PROMPT:
Please reproduce the records below exactly, omitting any pictures they contain.

[Component data from apps and pages]

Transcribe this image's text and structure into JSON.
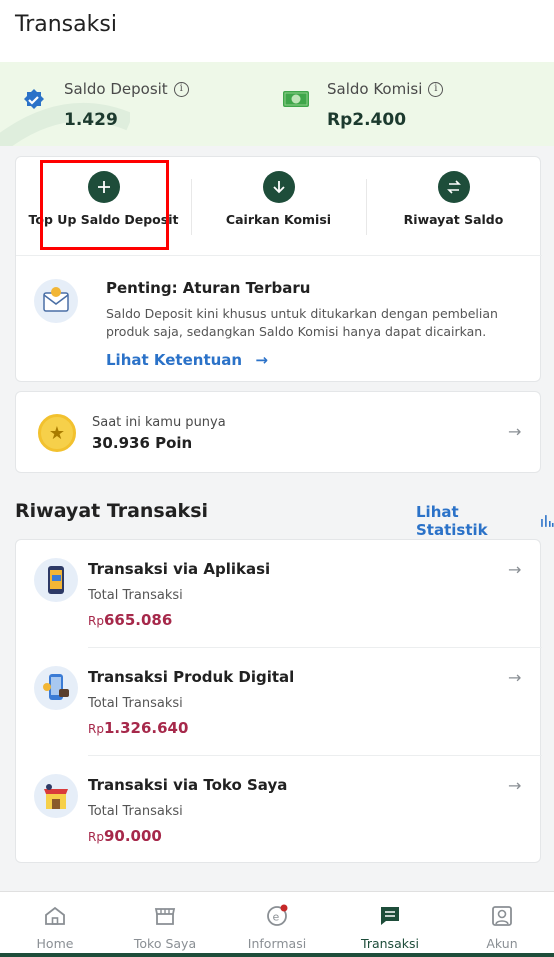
{
  "header": {
    "title": "Transaksi"
  },
  "saldo": {
    "deposit_label": "Saldo Deposit",
    "deposit_value": "1.429",
    "komisi_label": "Saldo Komisi",
    "komisi_value": "Rp2.400"
  },
  "actions": [
    {
      "label": "Top Up Saldo Deposit",
      "icon": "plus-icon"
    },
    {
      "label": "Cairkan Komisi",
      "icon": "arrow-down-icon"
    },
    {
      "label": "Riwayat Saldo",
      "icon": "swap-icon"
    }
  ],
  "notice": {
    "title": "Penting: Aturan Terbaru",
    "body": "Saldo Deposit kini khusus untuk ditukarkan dengan pembelian produk saja, sedangkan Saldo Komisi hanya dapat dicairkan.",
    "link": "Lihat Ketentuan"
  },
  "poin": {
    "caption": "Saat ini kamu punya",
    "value": "30.936 Poin"
  },
  "riwayat": {
    "title": "Riwayat Transaksi",
    "link": "Lihat Statistik",
    "items": [
      {
        "title": "Transaksi via Aplikasi",
        "sub": "Total Transaksi",
        "currency": "Rp",
        "amount": "665.086"
      },
      {
        "title": "Transaksi Produk Digital",
        "sub": "Total Transaksi",
        "currency": "Rp",
        "amount": "1.326.640"
      },
      {
        "title": "Transaksi via Toko Saya",
        "sub": "Total Transaksi",
        "currency": "Rp",
        "amount": "90.000"
      }
    ]
  },
  "nav": [
    {
      "label": "Home",
      "icon": "home-icon"
    },
    {
      "label": "Toko Saya",
      "icon": "store-icon"
    },
    {
      "label": "Informasi",
      "icon": "info-icon"
    },
    {
      "label": "Transaksi",
      "icon": "receipt-icon",
      "active": true
    },
    {
      "label": "Akun",
      "icon": "account-icon"
    }
  ],
  "colors": {
    "primary": "#1e4d3a",
    "link": "#2b72c8",
    "amount": "#a6284a",
    "highlight": "#ff0000"
  }
}
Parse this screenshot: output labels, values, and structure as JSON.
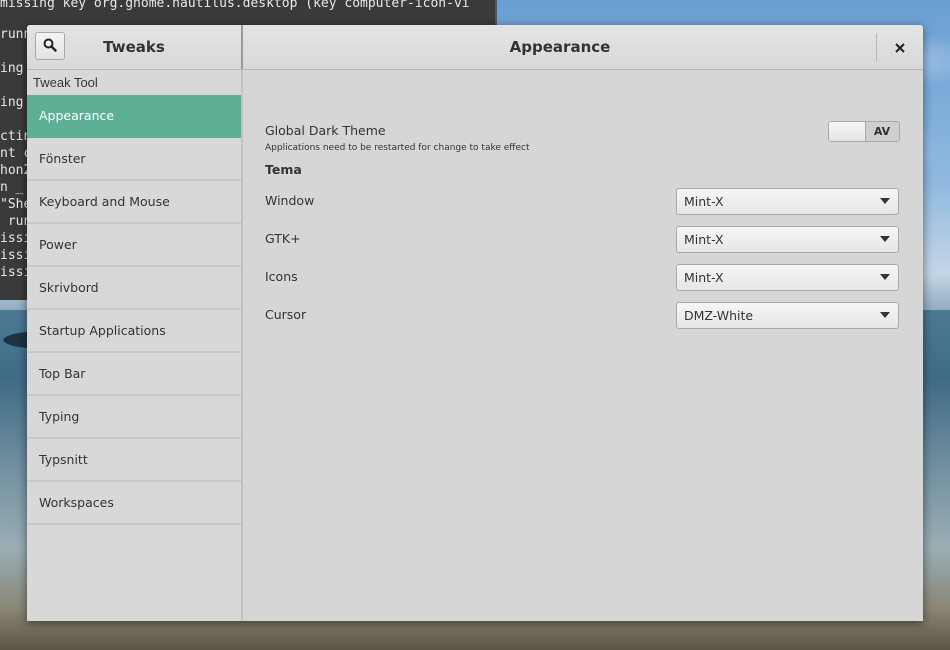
{
  "terminal": {
    "lines": [
      "missing key org.gnome.nautilus.desktop (key computer-icon-vi",
      "runn",
      "ing",
      "ing",
      "ctin",
      "nt c",
      "hon2",
      "n _",
      "\"She",
      " run",
      "issi",
      "issi",
      "issi"
    ]
  },
  "window": {
    "app_title": "Tweaks",
    "page_title": "Appearance",
    "search_icon": "search-icon",
    "close_icon": "close-icon"
  },
  "sidebar": {
    "header": "Tweak Tool",
    "items": [
      {
        "label": "Appearance",
        "selected": true
      },
      {
        "label": "Fönster",
        "selected": false
      },
      {
        "label": "Keyboard and Mouse",
        "selected": false
      },
      {
        "label": "Power",
        "selected": false
      },
      {
        "label": "Skrivbord",
        "selected": false
      },
      {
        "label": "Startup Applications",
        "selected": false
      },
      {
        "label": "Top Bar",
        "selected": false
      },
      {
        "label": "Typing",
        "selected": false
      },
      {
        "label": "Typsnitt",
        "selected": false
      },
      {
        "label": "Workspaces",
        "selected": false
      }
    ]
  },
  "appearance": {
    "dark_theme": {
      "label": "Global Dark Theme",
      "note": "Applications need to be restarted for change to take effect",
      "switch_state": "AV"
    },
    "section_title": "Tema",
    "themes": [
      {
        "label": "Window",
        "value": "Mint-X"
      },
      {
        "label": "GTK+",
        "value": "Mint-X"
      },
      {
        "label": "Icons",
        "value": "Mint-X"
      },
      {
        "label": "Cursor",
        "value": "DMZ-White"
      }
    ]
  },
  "colors": {
    "accent": "#5daf96",
    "window_bg": "#d6d6d6"
  }
}
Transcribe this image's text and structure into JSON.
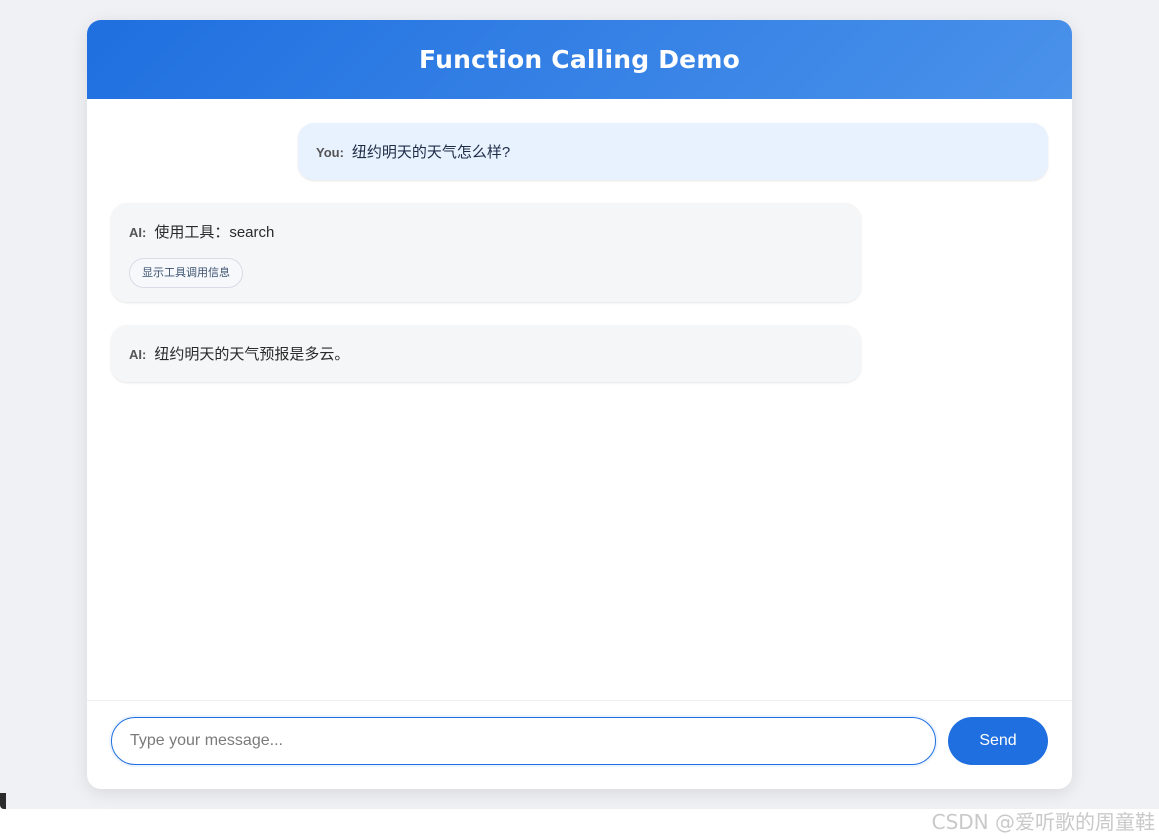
{
  "app": {
    "title": "Function Calling Demo"
  },
  "messages": [
    {
      "sender": "You:",
      "text": "纽约明天的天气怎么样?"
    },
    {
      "sender": "AI:",
      "text": "使用工具：search",
      "tool_button": "显示工具调用信息"
    },
    {
      "sender": "AI:",
      "text": "纽约明天的天气预报是多云。"
    }
  ],
  "input": {
    "value": "",
    "placeholder": "Type your message..."
  },
  "send_label": "Send",
  "watermark": "CSDN @爱听歌的周童鞋",
  "colors": {
    "accent": "#1f6fe0",
    "user_bubble": "#e8f1fe",
    "ai_bubble": "#f5f6f7"
  }
}
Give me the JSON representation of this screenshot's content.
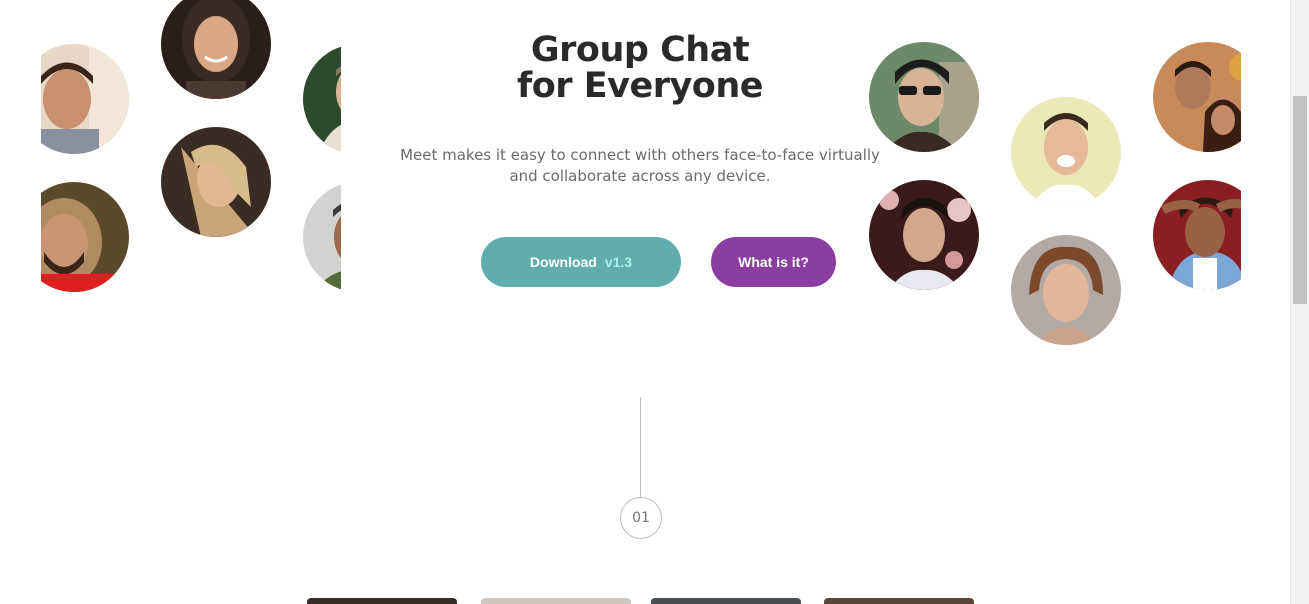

SOLUTION BELOW:
Transcribe this image's text and structure into JSON.
{
  "header": {
    "title": "Transaksi"
  },
  "saldo": {
    "deposit_label": "Saldo Deposit",
    "deposit_value": "1.429",
    "komisi_label": "Saldo Komisi",
    "komisi_value": "Rp2.400"
  },
  "actions": [
    {
      "label": "Top Up Saldo Deposit",
      "icon": "plus-icon"
    },
    {
      "label": "Cairkan Komisi",
      "icon": "arrow-down-icon"
    },
    {
      "label": "Riwayat Saldo",
      "icon": "swap-icon"
    }
  ],
  "notice": {
    "title": "Penting: Aturan Terbaru",
    "body": "Saldo Deposit kini khusus untuk ditukarkan dengan pembelian produk saja, sedangkan Saldo Komisi hanya dapat dicairkan.",
    "link": "Lihat Ketentuan"
  },
  "poin": {
    "caption": "Saat ini kamu punya",
    "value": "30.936 Poin"
  },
  "riwayat": {
    "title": "Riwayat Transaksi",
    "link": "Lihat Statistik",
    "items": [
      {
        "title": "Transaksi via Aplikasi",
        "sub": "Total Transaksi",
        "currency": "Rp",
        "amount": "665.086"
      },
      {
        "title": "Transaksi Produk Digital",
        "sub": "Total Transaksi",
        "currency": "Rp",
        "amount": "1.326.640"
      },
      {
        "title": "Transaksi via Toko Saya",
        "sub": "Total Transaksi",
        "currency": "Rp",
        "amount": "90.000"
      }
    ]
  },
  "nav": [
    {
      "label": "Home",
      "icon": "home-icon"
    },
    {
      "label": "Toko Saya",
      "icon": "store-icon"
    },
    {
      "label": "Informasi",
      "icon": "info-icon"
    },
    {
      "label": "Transaksi",
      "icon": "receipt-icon",
      "active": true
    },
    {
      "label": "Akun",
      "icon": "account-icon"
    }
  ],
  "colors": {
    "primary": "#1e4d3a",
    "link": "#2b72c8",
    "amount": "#a6284a",
    "highlight": "#ff0000"
  }
}
Parse this screenshot: output labels, values, and structure as JSON.
{
  "terminal": {
    "lines": [
      "missing key org.gnome.nautilus.desktop (key computer-icon-vi",
      "runn",
      "ing",
      "ing",
      "ctin",
      "nt c",
      "hon2",
      "n _",
      "\"She",
      " run",
      "issi",
      "issi",
      "issi"
    ]
  },
  "window": {
    "app_title": "Tweaks",
    "page_title": "Appearance",
    "search_icon": "search-icon",
    "close_icon": "close-icon"
  },
  "sidebar": {
    "header": "Tweak Tool",
    "items": [
      {
        "label": "Appearance",
        "selected": true
      },
      {
        "label": "Fönster",
        "selected": false
      },
      {
        "label": "Keyboard and Mouse",
        "selected": false
      },
      {
        "label": "Power",
        "selected": false
      },
      {
        "label": "Skrivbord",
        "selected": false
      },
      {
        "label": "Startup Applications",
        "selected": false
      },
      {
        "label": "Top Bar",
        "selected": false
      },
      {
        "label": "Typing",
        "selected": false
      },
      {
        "label": "Typsnitt",
        "selected": false
      },
      {
        "label": "Workspaces",
        "selected": false
      }
    ]
  },
  "appearance": {
    "dark_theme": {
      "label": "Global Dark Theme",
      "note": "Applications need to be restarted for change to take effect",
      "switch_state": "AV"
    },
    "section_title": "Tema",
    "themes": [
      {
        "label": "Window",
        "value": "Mint-X"
      },
      {
        "label": "GTK+",
        "value": "Mint-X"
      },
      {
        "label": "Icons",
        "value": "Mint-X"
      },
      {
        "label": "Cursor",
        "value": "DMZ-White"
      }
    ]
  },
  "colors": {
    "accent": "#5daf96",
    "window_bg": "#d6d6d6"
  }
}
Transcribe this image's text and structure into JSON.
{
  "app": {
    "title": "Function Calling Demo"
  },
  "messages": [
    {
      "sender": "You:",
      "text": "纽约明天的天气怎么样?"
    },
    {
      "sender": "AI:",
      "text": "使用工具：search",
      "tool_button": "显示工具调用信息"
    },
    {
      "sender": "AI:",
      "text": "纽约明天的天气预报是多云。"
    }
  ],
  "input": {
    "value": "",
    "placeholder": "Type your message..."
  },
  "send_label": "Send",
  "watermark": "CSDN @爱听歌的周童鞋",
  "colors": {
    "accent": "#1f6fe0",
    "user_bubble": "#e8f1fe",
    "ai_bubble": "#f5f6f7"
  }
}
Give me the JSON representation of this screenshot's content.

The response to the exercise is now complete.